Henry Worrall was one of Kansas‘ first artists.
Worrall was born in Liverpool, England on April 14, 1825. His father was an editor, who came to America in 1835 and settled in Canada but Henry soon went to Buffalo, New York, where he sold newspapers on the streets. Later he went to Cincinnati, Ohio, where he followed the trade of glass cutter and studied music. He showed marked musical ability and while in Cincinnati composed a guitar piece entitled, Sevastopol, which became famous. The sale of the piece made a fortune for the publishers, though Worrall received only a small price for it.
He came to Kansas in 1869 on account of his health; settled at Topeka and became interested in the welfare of the city and state.
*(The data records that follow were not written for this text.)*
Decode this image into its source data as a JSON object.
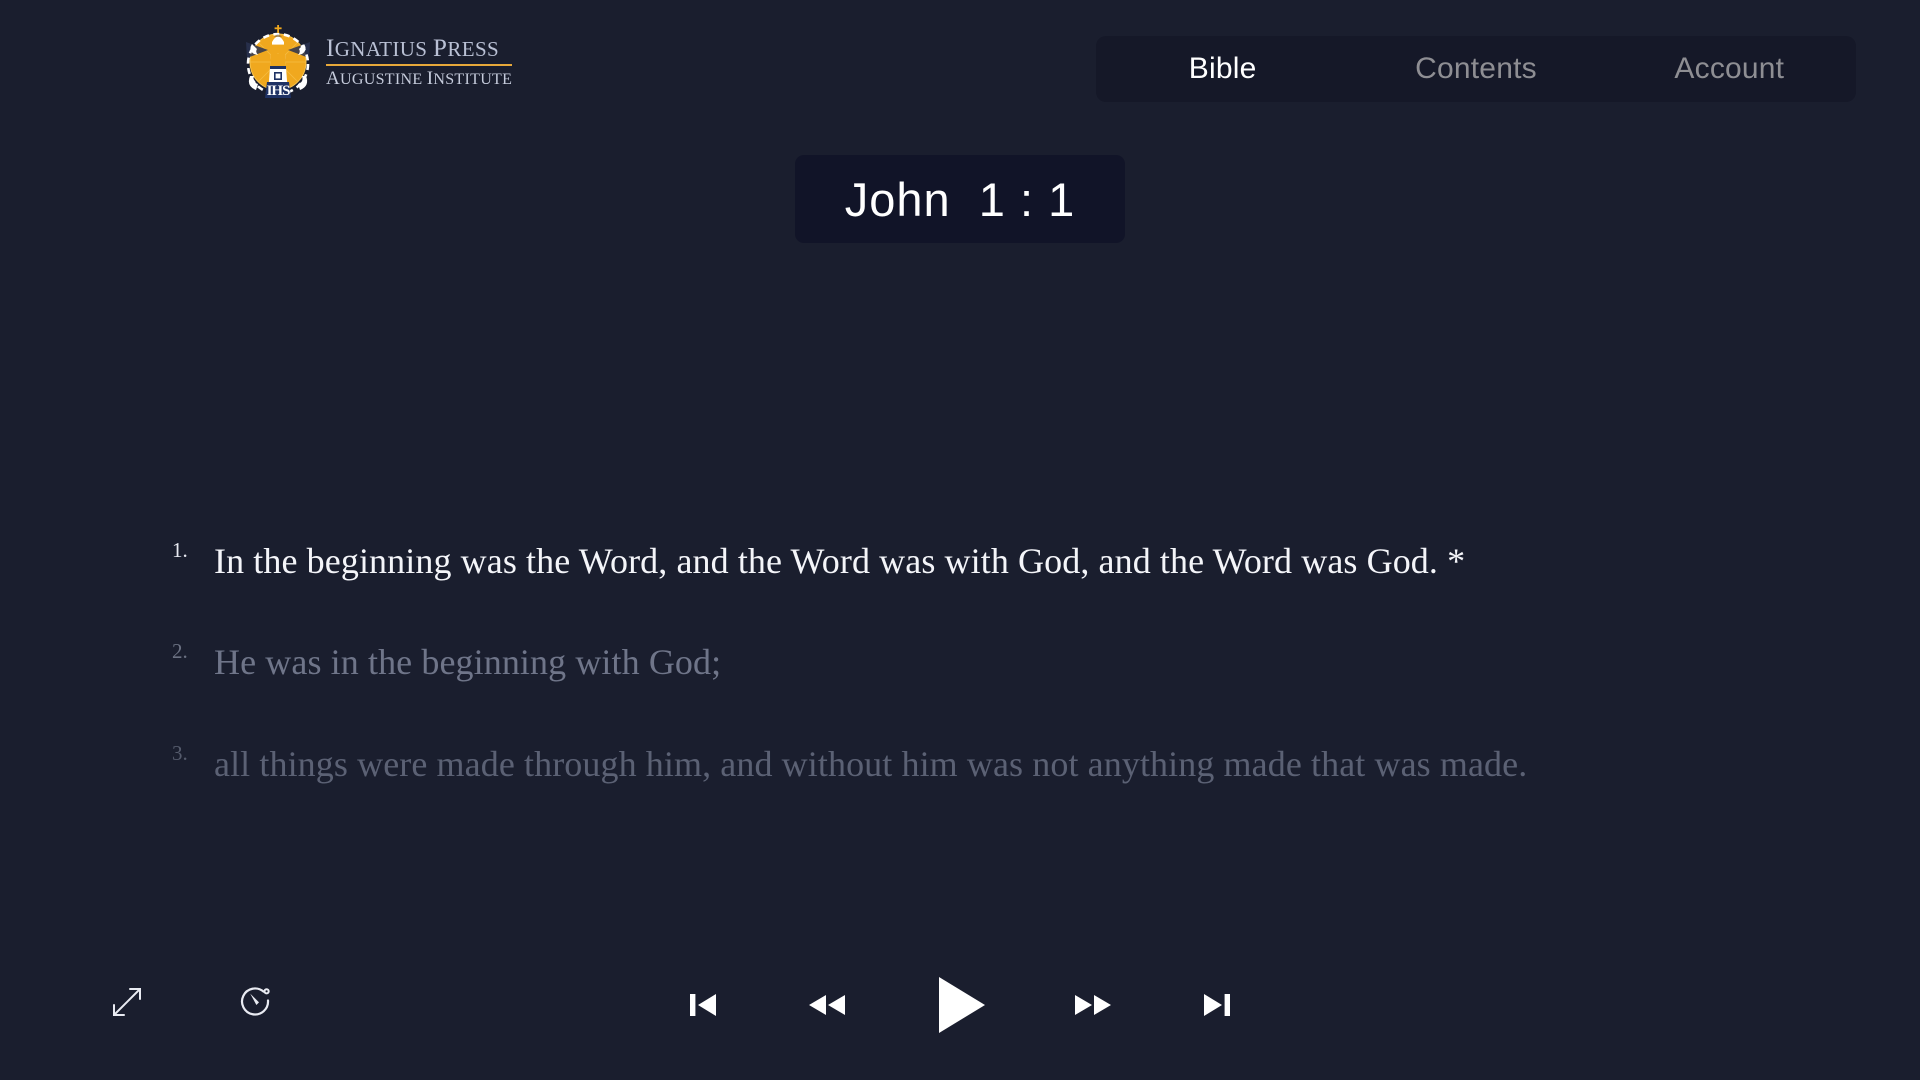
{
  "app": {
    "background_color": "#1a1e2e",
    "panel_color": "#151828",
    "chip_color": "#111428",
    "accent_color": "#e7a83a"
  },
  "brand": {
    "name": "brand-logo",
    "line1": "Ignatius Press",
    "line2": "Augustine Institute",
    "emblem": "lighthouse-ihs-emblem"
  },
  "nav": {
    "items": [
      {
        "label": "Bible",
        "active": true,
        "name": "tab-bible"
      },
      {
        "label": "Contents",
        "active": false,
        "name": "tab-contents"
      },
      {
        "label": "Account",
        "active": false,
        "name": "tab-account"
      }
    ]
  },
  "reference": {
    "text": "John  1 : 1",
    "book": "John",
    "chapter": "1",
    "verse": "1"
  },
  "verses": [
    {
      "number": "1.",
      "text": "In the beginning was the Word, and the Word was with God, and the Word was God. *",
      "state": "current"
    },
    {
      "number": "2.",
      "text": "He was in the beginning with God;",
      "state": "dim1"
    },
    {
      "number": "3.",
      "text": "all things were made through him, and without him was not anything made that was made.",
      "state": "dim2"
    }
  ],
  "player": {
    "left_controls": [
      {
        "name": "fullscreen-icon",
        "label": "Fullscreen"
      },
      {
        "name": "playback-speed-icon",
        "label": "Playback speed"
      }
    ],
    "transport": [
      {
        "name": "skip-previous-icon",
        "label": "Previous"
      },
      {
        "name": "rewind-icon",
        "label": "Rewind"
      },
      {
        "name": "play-icon",
        "label": "Play"
      },
      {
        "name": "fast-forward-icon",
        "label": "Fast forward"
      },
      {
        "name": "skip-next-icon",
        "label": "Next"
      }
    ],
    "state": "paused"
  }
}
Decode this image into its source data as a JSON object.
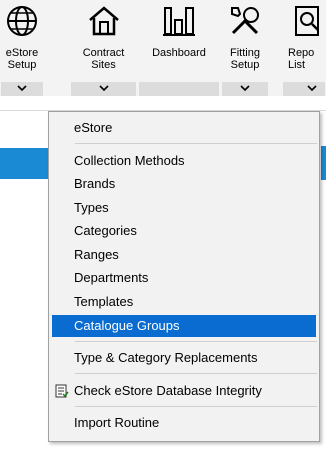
{
  "ribbon": {
    "buttons": [
      {
        "label": "eStore\nSetup",
        "icon": "globe-icon"
      },
      {
        "label": "Contract\nSites",
        "icon": "house-icon"
      },
      {
        "label": "Dashboard",
        "icon": "dashboard-icon"
      },
      {
        "label": "Fitting\nSetup",
        "icon": "tools-icon"
      },
      {
        "label": "Repo\nList",
        "icon": "report-icon"
      }
    ]
  },
  "menu": {
    "items": [
      {
        "label": "eStore"
      },
      {
        "label": "Collection Methods"
      },
      {
        "label": "Brands"
      },
      {
        "label": "Types"
      },
      {
        "label": "Categories"
      },
      {
        "label": "Ranges"
      },
      {
        "label": "Departments"
      },
      {
        "label": "Templates"
      },
      {
        "label": "Catalogue Groups",
        "selected": true
      },
      {
        "label": "Type & Category Replacements"
      },
      {
        "label": "Check eStore Database Integrity",
        "icon": "checklist-icon"
      },
      {
        "label": "Import Routine"
      }
    ]
  },
  "colors": {
    "selection": "#0a6cd1",
    "accent_strip": "#1a8ad4"
  }
}
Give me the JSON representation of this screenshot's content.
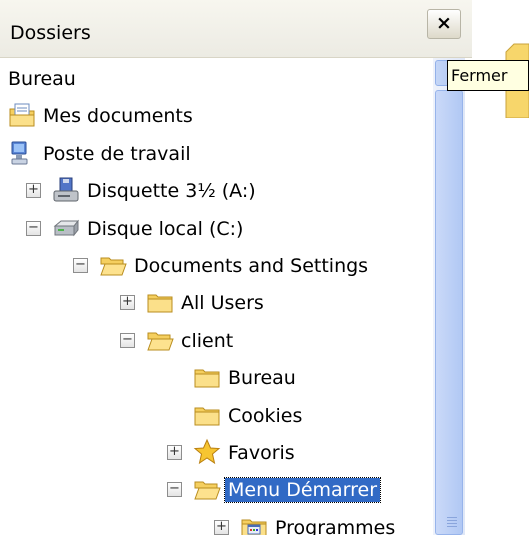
{
  "pane": {
    "title": "Dossiers",
    "close_label": "×"
  },
  "tooltip": {
    "text": "Fermer"
  },
  "tree": [
    {
      "label": "Bureau",
      "indent": 0,
      "expander": "",
      "icon": ""
    },
    {
      "label": "Mes documents",
      "indent": 0,
      "expander": "",
      "icon": "my-documents-icon"
    },
    {
      "label": "Poste de travail",
      "indent": 0,
      "expander": "",
      "icon": "my-computer-icon"
    },
    {
      "label": "Disquette 3½ (A:)",
      "indent": 1,
      "expander": "+",
      "icon": "floppy-drive-icon"
    },
    {
      "label": "Disque local (C:)",
      "indent": 1,
      "expander": "−",
      "icon": "hard-drive-icon"
    },
    {
      "label": "Documents and Settings",
      "indent": 2,
      "expander": "−",
      "icon": "folder-open-icon"
    },
    {
      "label": "All Users",
      "indent": 3,
      "expander": "+",
      "icon": "folder-icon"
    },
    {
      "label": "client",
      "indent": 3,
      "expander": "−",
      "icon": "folder-open-icon"
    },
    {
      "label": "Bureau",
      "indent": 4,
      "expander": "",
      "icon": "folder-icon"
    },
    {
      "label": "Cookies",
      "indent": 4,
      "expander": "",
      "icon": "folder-icon"
    },
    {
      "label": "Favoris",
      "indent": 4,
      "expander": "+",
      "icon": "star-folder-icon"
    },
    {
      "label": "Menu Démarrer",
      "indent": 4,
      "expander": "−",
      "icon": "folder-open-icon",
      "selected": true
    },
    {
      "label": "Programmes",
      "indent": 5,
      "expander": "+",
      "icon": "programs-folder-icon"
    }
  ],
  "colors": {
    "selection": "#316ac5",
    "tooltip_bg": "#ffffe1",
    "header_bg": "#ecebe3"
  }
}
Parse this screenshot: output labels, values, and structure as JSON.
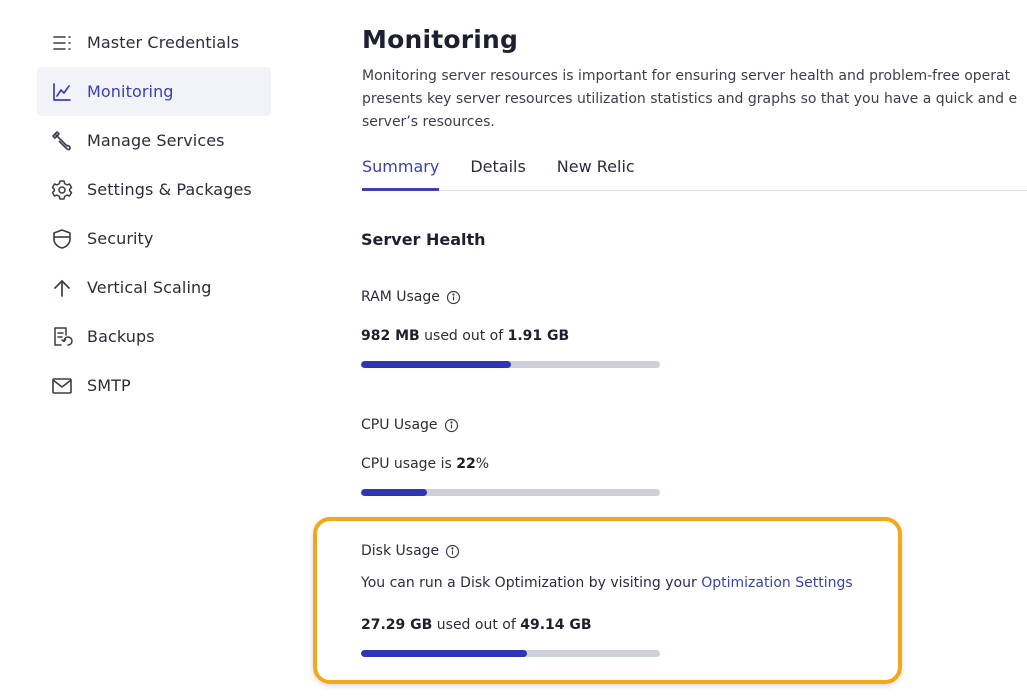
{
  "sidebar": {
    "items": [
      {
        "label": "Master Credentials",
        "icon": "list-icon"
      },
      {
        "label": "Monitoring",
        "icon": "chart-line-icon",
        "active": true
      },
      {
        "label": "Manage Services",
        "icon": "wrench-icon"
      },
      {
        "label": "Settings & Packages",
        "icon": "gear-icon"
      },
      {
        "label": "Security",
        "icon": "shield-icon"
      },
      {
        "label": "Vertical Scaling",
        "icon": "arrow-up-icon"
      },
      {
        "label": "Backups",
        "icon": "backup-file-icon"
      },
      {
        "label": "SMTP",
        "icon": "mail-icon"
      }
    ]
  },
  "main": {
    "title": "Monitoring",
    "description_lines": [
      "Monitoring server resources is important for ensuring server health and problem-free operat",
      "presents key server resources utilization statistics and graphs so that you have a quick and e",
      "server’s resources."
    ],
    "tabs": [
      {
        "label": "Summary",
        "active": true
      },
      {
        "label": "Details"
      },
      {
        "label": "New Relic"
      }
    ],
    "section_title": "Server Health",
    "ram": {
      "label": "RAM Usage",
      "used": "982 MB",
      "middle": " used out of ",
      "total": "1.91 GB",
      "fraction": 0.5
    },
    "cpu": {
      "label": "CPU Usage",
      "prefix": "CPU usage is ",
      "value": "22",
      "suffix": "%",
      "fraction": 0.22
    },
    "disk": {
      "label": "Disk Usage",
      "note_prefix": "You can run a Disk Optimization by visiting your ",
      "note_link": "Optimization Settings",
      "used": "27.29 GB",
      "middle": " used out of ",
      "total": "49.14 GB",
      "fraction": 0.555
    }
  },
  "colors": {
    "accent": "#3b3fb0",
    "bar_fill": "#2f35b5",
    "bar_track": "#cfd1da",
    "highlight": "#f2a81d"
  }
}
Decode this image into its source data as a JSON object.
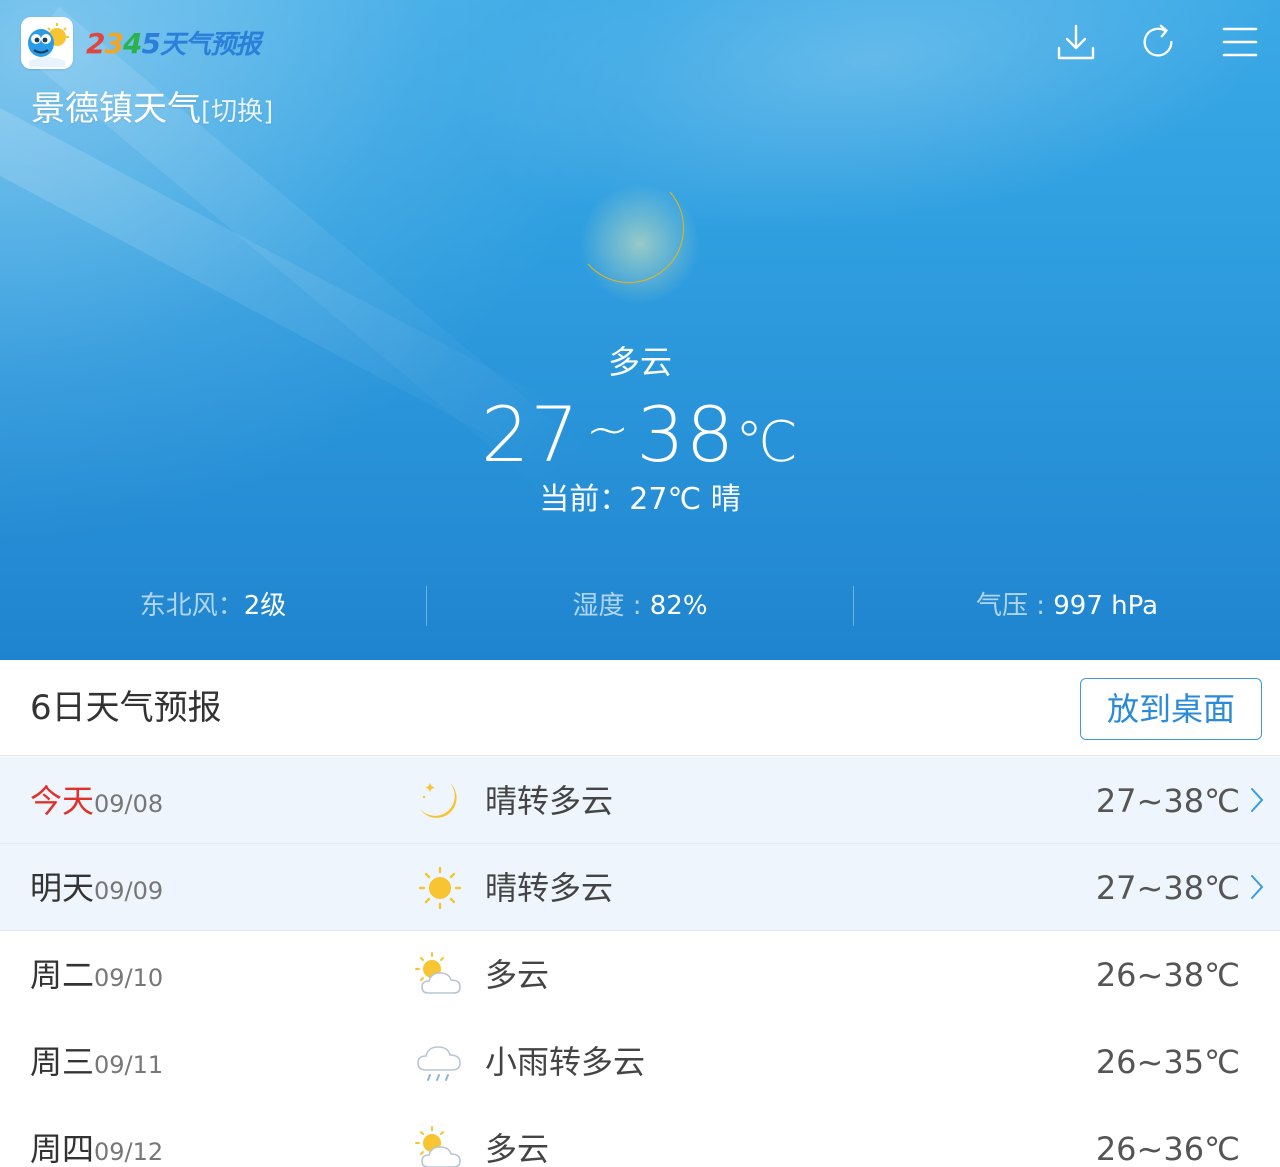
{
  "app": {
    "brand_digits": [
      "2",
      "3",
      "4",
      "5"
    ],
    "brand_text": "天气预报"
  },
  "header": {
    "city": "景德镇天气",
    "switch_label": "[切换]"
  },
  "current": {
    "condition": "多云",
    "temp_low": "27",
    "temp_sep": "~",
    "temp_high": "38",
    "unit": "℃",
    "now_text": "当前：27℃ 晴",
    "icon": "moon-icon"
  },
  "stats": {
    "wind_label": "东北风：",
    "wind_value": "2级",
    "humidity_label": "湿度 : ",
    "humidity_value": "82%",
    "pressure_label": "气压 : ",
    "pressure_value": "997 hPa"
  },
  "forecast": {
    "title": "6日天气预报",
    "pin_button": "放到桌面",
    "days": [
      {
        "day": "今天",
        "date": "09/08",
        "icon": "moon-icon",
        "condition": "晴转多云",
        "temp": "27~38℃",
        "highlight": true,
        "today": true,
        "arrow": true
      },
      {
        "day": "明天",
        "date": "09/09",
        "icon": "sun-icon",
        "condition": "晴转多云",
        "temp": "27~38℃",
        "highlight": true,
        "today": false,
        "arrow": true
      },
      {
        "day": "周二",
        "date": "09/10",
        "icon": "partly-cloudy-icon",
        "condition": "多云",
        "temp": "26~38℃",
        "highlight": false,
        "today": false,
        "arrow": false
      },
      {
        "day": "周三",
        "date": "09/11",
        "icon": "light-rain-icon",
        "condition": "小雨转多云",
        "temp": "26~35℃",
        "highlight": false,
        "today": false,
        "arrow": false
      },
      {
        "day": "周四",
        "date": "09/12",
        "icon": "partly-cloudy-icon",
        "condition": "多云",
        "temp": "26~36℃",
        "highlight": false,
        "today": false,
        "arrow": false
      }
    ]
  },
  "colors": {
    "sky_top": "#3ba9e6",
    "sky_bottom": "#1f84cf",
    "today_red": "#e0322b",
    "accent_blue": "#2a8bd8",
    "highlight_row": "#eef5fc"
  }
}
He devoted himself for some time to the cultivation of grapes and planted one of the finest vineyards in Shawnee County. In 1869 Worrall became well known for his picture Drouthy Kansas, which depicts the state’s crops in an exaggerated manner and was one of the best advertisements Kansas ever had, copies of it being printed and distributed all over the country. He became noted as a musician, artist, composer, and woodcarver, as well as playing more than 20 different instruments and inventing several wind instruments made of wood and straw.
Worrall made the large wood carving of the seal of Kansas surrounded by products of the state, which was exhibited at the Centennial Exposition at Philadelphia, Pennsylvania in 1876 and which was on view at Mount Vernon until 1910 when it was returned to Kansas and placed in the museum of the Kansas State Historical Society at T Topeka. During the Centennial Exposition Worrall was employed by the Atchison, Topeka & Santa Fe Railroad Company to write articles that would draw immigration to Kansas. He was always active in representing Kansas at state fairs and industrial expositions. He made crayon portraits of members of the supreme court and an oil portrait of Governor Thomas Osborn, which hangs in the museum of the State Historical Society. He died at his home in Topeka on June 20, 1902.
© Kathy Weiser-Alexander/Legends of Kansas, updated June 2021.